Saved data entries

'''

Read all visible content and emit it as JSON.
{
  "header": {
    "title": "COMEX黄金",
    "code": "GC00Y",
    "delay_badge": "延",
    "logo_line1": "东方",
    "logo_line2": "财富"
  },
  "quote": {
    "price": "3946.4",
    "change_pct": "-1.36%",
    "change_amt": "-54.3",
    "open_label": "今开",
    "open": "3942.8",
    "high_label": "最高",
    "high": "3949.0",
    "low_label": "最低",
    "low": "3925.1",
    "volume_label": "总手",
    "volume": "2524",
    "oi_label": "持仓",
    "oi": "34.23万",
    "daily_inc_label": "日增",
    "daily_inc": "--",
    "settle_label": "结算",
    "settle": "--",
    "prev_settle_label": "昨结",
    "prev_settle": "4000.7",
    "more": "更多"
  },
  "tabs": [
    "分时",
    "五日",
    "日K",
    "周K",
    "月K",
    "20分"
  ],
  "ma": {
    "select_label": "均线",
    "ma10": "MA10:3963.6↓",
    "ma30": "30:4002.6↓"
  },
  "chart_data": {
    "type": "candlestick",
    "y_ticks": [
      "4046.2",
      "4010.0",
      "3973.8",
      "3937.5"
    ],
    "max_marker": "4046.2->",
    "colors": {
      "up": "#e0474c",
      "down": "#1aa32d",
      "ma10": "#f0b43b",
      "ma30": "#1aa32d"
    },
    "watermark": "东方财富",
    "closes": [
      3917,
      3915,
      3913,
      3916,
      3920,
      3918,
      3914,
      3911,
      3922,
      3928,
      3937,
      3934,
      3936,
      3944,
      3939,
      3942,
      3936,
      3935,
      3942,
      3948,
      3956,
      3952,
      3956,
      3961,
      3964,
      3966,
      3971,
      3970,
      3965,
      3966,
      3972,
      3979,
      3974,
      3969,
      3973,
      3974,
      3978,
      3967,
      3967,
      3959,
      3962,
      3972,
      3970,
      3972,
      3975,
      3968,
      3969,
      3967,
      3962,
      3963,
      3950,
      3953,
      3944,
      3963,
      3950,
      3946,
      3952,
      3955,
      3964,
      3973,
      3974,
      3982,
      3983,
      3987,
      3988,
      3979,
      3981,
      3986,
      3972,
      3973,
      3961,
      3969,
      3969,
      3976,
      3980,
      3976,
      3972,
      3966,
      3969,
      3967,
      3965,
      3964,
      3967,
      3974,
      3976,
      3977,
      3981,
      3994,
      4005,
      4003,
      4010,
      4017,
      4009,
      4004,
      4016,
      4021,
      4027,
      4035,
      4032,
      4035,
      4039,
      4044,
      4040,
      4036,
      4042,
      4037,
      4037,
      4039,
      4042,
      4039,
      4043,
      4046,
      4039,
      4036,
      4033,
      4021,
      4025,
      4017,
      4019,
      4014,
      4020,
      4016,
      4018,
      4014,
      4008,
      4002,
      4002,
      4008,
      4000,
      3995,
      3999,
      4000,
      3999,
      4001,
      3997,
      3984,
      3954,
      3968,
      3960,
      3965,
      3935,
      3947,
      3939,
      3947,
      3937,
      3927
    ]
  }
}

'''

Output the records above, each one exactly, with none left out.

Read all visible content and emit it as JSON.
{
  "header": {
    "title": "COMEX黄金",
    "code": "GC00Y",
    "delay_badge": "延",
    "logo_line1": "东方",
    "logo_line2": "财富"
  },
  "quote": {
    "price": "3946.4",
    "change_pct": "-1.36%",
    "change_amt": "-54.3",
    "open_label": "今开",
    "open": "3942.8",
    "high_label": "最高",
    "high": "3949.0",
    "low_label": "最低",
    "low": "3925.1",
    "volume_label": "总手",
    "volume": "2524",
    "oi_label": "持仓",
    "oi": "34.23万",
    "daily_inc_label": "日增",
    "daily_inc": "--",
    "settle_label": "结算",
    "settle": "--",
    "prev_settle_label": "昨结",
    "prev_settle": "4000.7",
    "more": "更多"
  },
  "tabs": [
    "分时",
    "五日",
    "日K",
    "周K",
    "月K",
    "20分"
  ],
  "ma": {
    "select_label": "均线",
    "ma10": "MA10:3963.6↓",
    "ma30": "30:4002.6↓"
  },
  "chart_data": {
    "type": "candlestick",
    "y_ticks": [
      "4046.2",
      "4010.0",
      "3973.8",
      "3937.5"
    ],
    "max_marker": "4046.2->",
    "colors": {
      "up": "#e0474c",
      "down": "#1aa32d",
      "ma10": "#f0b43b",
      "ma30": "#1aa32d"
    },
    "watermark": "东方财富",
    "closes": [
      3917,
      3915,
      3913,
      3916,
      3920,
      3918,
      3914,
      3911,
      3922,
      3928,
      3937,
      3934,
      3936,
      3944,
      3939,
      3942,
      3936,
      3935,
      3942,
      3948,
      3956,
      3952,
      3956,
      3961,
      3964,
      3966,
      3971,
      3970,
      3965,
      3966,
      3972,
      3979,
      3974,
      3969,
      3973,
      3974,
      3978,
      3967,
      3967,
      3959,
      3962,
      3972,
      3970,
      3972,
      3975,
      3968,
      3969,
      3967,
      3962,
      3963,
      3950,
      3953,
      3944,
      3963,
      3950,
      3946,
      3952,
      3955,
      3964,
      3973,
      3974,
      3982,
      3983,
      3987,
      3988,
      3979,
      3981,
      3986,
      3972,
      3973,
      3961,
      3969,
      3969,
      3976,
      3980,
      3976,
      3972,
      3966,
      3969,
      3967,
      3965,
      3964,
      3967,
      3974,
      3976,
      3977,
      3981,
      3994,
      4005,
      4003,
      4010,
      4017,
      4009,
      4004,
      4016,
      4021,
      4027,
      4035,
      4032,
      4035,
      4039,
      4044,
      4040,
      4036,
      4042,
      4037,
      4037,
      4039,
      4042,
      4039,
      4043,
      4046,
      4039,
      4036,
      4033,
      4021,
      4025,
      4017,
      4019,
      4014,
      4020,
      4016,
      4018,
      4014,
      4008,
      4002,
      4002,
      4008,
      4000,
      3995,
      3999,
      4000,
      3999,
      4001,
      3997,
      3984,
      3954,
      3968,
      3960,
      3965,
      3935,
      3947,
      3939,
      3947,
      3937,
      3927
    ]
  }
}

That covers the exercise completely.